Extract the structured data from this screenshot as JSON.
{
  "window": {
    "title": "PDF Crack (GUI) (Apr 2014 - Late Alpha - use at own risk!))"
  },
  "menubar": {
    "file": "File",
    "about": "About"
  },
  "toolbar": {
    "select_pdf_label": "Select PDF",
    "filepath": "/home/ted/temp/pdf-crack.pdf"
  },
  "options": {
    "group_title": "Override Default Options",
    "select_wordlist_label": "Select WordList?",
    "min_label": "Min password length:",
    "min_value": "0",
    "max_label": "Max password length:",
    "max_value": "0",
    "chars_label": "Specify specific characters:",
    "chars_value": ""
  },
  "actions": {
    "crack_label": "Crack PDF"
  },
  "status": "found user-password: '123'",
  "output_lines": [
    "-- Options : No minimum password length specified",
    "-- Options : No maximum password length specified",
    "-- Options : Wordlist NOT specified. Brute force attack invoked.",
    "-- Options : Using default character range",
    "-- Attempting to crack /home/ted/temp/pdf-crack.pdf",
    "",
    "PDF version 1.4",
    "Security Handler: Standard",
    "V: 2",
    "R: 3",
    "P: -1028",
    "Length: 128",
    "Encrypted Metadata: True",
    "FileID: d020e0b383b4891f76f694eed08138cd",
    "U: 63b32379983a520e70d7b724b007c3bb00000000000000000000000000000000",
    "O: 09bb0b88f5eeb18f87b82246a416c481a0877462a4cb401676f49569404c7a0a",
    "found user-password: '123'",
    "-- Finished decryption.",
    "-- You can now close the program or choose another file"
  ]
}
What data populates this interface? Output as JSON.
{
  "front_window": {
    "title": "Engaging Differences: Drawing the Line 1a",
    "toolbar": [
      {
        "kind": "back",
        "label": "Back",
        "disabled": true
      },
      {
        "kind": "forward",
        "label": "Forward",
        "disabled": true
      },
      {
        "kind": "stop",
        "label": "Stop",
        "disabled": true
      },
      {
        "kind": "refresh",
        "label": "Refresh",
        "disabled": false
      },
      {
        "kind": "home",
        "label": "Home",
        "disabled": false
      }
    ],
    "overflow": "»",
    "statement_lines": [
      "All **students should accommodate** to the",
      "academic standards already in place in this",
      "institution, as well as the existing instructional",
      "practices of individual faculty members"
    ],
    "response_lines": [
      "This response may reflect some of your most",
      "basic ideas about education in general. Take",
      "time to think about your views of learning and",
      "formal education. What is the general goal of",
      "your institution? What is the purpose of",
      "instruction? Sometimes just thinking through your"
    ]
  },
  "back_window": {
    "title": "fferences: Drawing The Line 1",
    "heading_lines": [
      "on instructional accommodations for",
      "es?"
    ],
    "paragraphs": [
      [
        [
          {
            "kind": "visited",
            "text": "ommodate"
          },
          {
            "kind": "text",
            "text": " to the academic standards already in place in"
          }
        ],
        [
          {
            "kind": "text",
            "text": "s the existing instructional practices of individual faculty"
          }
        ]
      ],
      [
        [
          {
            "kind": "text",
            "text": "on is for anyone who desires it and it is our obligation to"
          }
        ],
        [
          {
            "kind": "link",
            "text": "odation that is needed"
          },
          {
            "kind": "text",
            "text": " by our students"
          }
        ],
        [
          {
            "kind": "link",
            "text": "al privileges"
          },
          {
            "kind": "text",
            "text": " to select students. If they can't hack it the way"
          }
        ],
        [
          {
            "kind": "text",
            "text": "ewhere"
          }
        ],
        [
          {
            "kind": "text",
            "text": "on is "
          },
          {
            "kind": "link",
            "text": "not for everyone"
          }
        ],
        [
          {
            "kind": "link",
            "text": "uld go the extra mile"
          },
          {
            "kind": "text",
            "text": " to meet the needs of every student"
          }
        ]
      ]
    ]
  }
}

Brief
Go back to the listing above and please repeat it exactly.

Response to this task
Extract the structured data from this screenshot as JSON.
{
  "window": {
    "title": "PDF Crack (GUI) (Apr 2014 - Late Alpha - use at own risk!))"
  },
  "menubar": {
    "file": "File",
    "about": "About"
  },
  "toolbar": {
    "select_pdf_label": "Select PDF",
    "filepath": "/home/ted/temp/pdf-crack.pdf"
  },
  "options": {
    "group_title": "Override Default Options",
    "select_wordlist_label": "Select WordList?",
    "min_label": "Min password length:",
    "min_value": "0",
    "max_label": "Max password length:",
    "max_value": "0",
    "chars_label": "Specify specific characters:",
    "chars_value": ""
  },
  "actions": {
    "crack_label": "Crack PDF"
  },
  "status": "found user-password: '123'",
  "output_lines": [
    "-- Options : No minimum password length specified",
    "-- Options : No maximum password length specified",
    "-- Options : Wordlist NOT specified. Brute force attack invoked.",
    "-- Options : Using default character range",
    "-- Attempting to crack /home/ted/temp/pdf-crack.pdf",
    "",
    "PDF version 1.4",
    "Security Handler: Standard",
    "V: 2",
    "R: 3",
    "P: -1028",
    "Length: 128",
    "Encrypted Metadata: True",
    "FileID: d020e0b383b4891f76f694eed08138cd",
    "U: 63b32379983a520e70d7b724b007c3bb00000000000000000000000000000000",
    "O: 09bb0b88f5eeb18f87b82246a416c481a0877462a4cb401676f49569404c7a0a",
    "found user-password: '123'",
    "-- Finished decryption.",
    "-- You can now close the program or choose another file"
  ]
}
What data populates this interface? Output as JSON.
{
  "front_window": {
    "title": "Engaging Differences: Drawing the Line 1a",
    "toolbar": [
      {
        "kind": "back",
        "label": "Back",
        "disabled": true
      },
      {
        "kind": "forward",
        "label": "Forward",
        "disabled": true
      },
      {
        "kind": "stop",
        "label": "Stop",
        "disabled": true
      },
      {
        "kind": "refresh",
        "label": "Refresh",
        "disabled": false
      },
      {
        "kind": "home",
        "label": "Home",
        "disabled": false
      }
    ],
    "overflow": "»",
    "statement_lines": [
      "All **students should accommodate** to the",
      "academic standards already in place in this",
      "institution, as well as the existing instructional",
      "practices of individual faculty members"
    ],
    "response_lines": [
      "This response may reflect some of your most",
      "basic ideas about education in general. Take",
      "time to think about your views of learning and",
      "formal education. What is the general goal of",
      "your institution? What is the purpose of",
      "instruction? Sometimes just thinking through your"
    ]
  },
  "back_window": {
    "title": "fferences: Drawing The Line 1",
    "heading_lines": [
      "on instructional accommodations for",
      "es?"
    ],
    "paragraphs": [
      [
        [
          {
            "kind": "visited",
            "text": "ommodate"
          },
          {
            "kind": "text",
            "text": " to the academic standards already in place in"
          }
        ],
        [
          {
            "kind": "text",
            "text": "s the existing instructional practices of individual faculty"
          }
        ]
      ],
      [
        [
          {
            "kind": "text",
            "text": "on is for anyone who desires it and it is our obligation to"
          }
        ],
        [
          {
            "kind": "link",
            "text": "odation that is needed"
          },
          {
            "kind": "text",
            "text": " by our students"
          }
        ],
        [
          {
            "kind": "link",
            "text": "al privileges"
          },
          {
            "kind": "text",
            "text": " to select students. If they can't hack it the way"
          }
        ],
        [
          {
            "kind": "text",
            "text": "ewhere"
          }
        ],
        [
          {
            "kind": "text",
            "text": "on is "
          },
          {
            "kind": "link",
            "text": "not for everyone"
          }
        ],
        [
          {
            "kind": "link",
            "text": "uld go the extra mile"
          },
          {
            "kind": "text",
            "text": " to meet the needs of every student"
          }
        ]
      ]
    ]
  }
}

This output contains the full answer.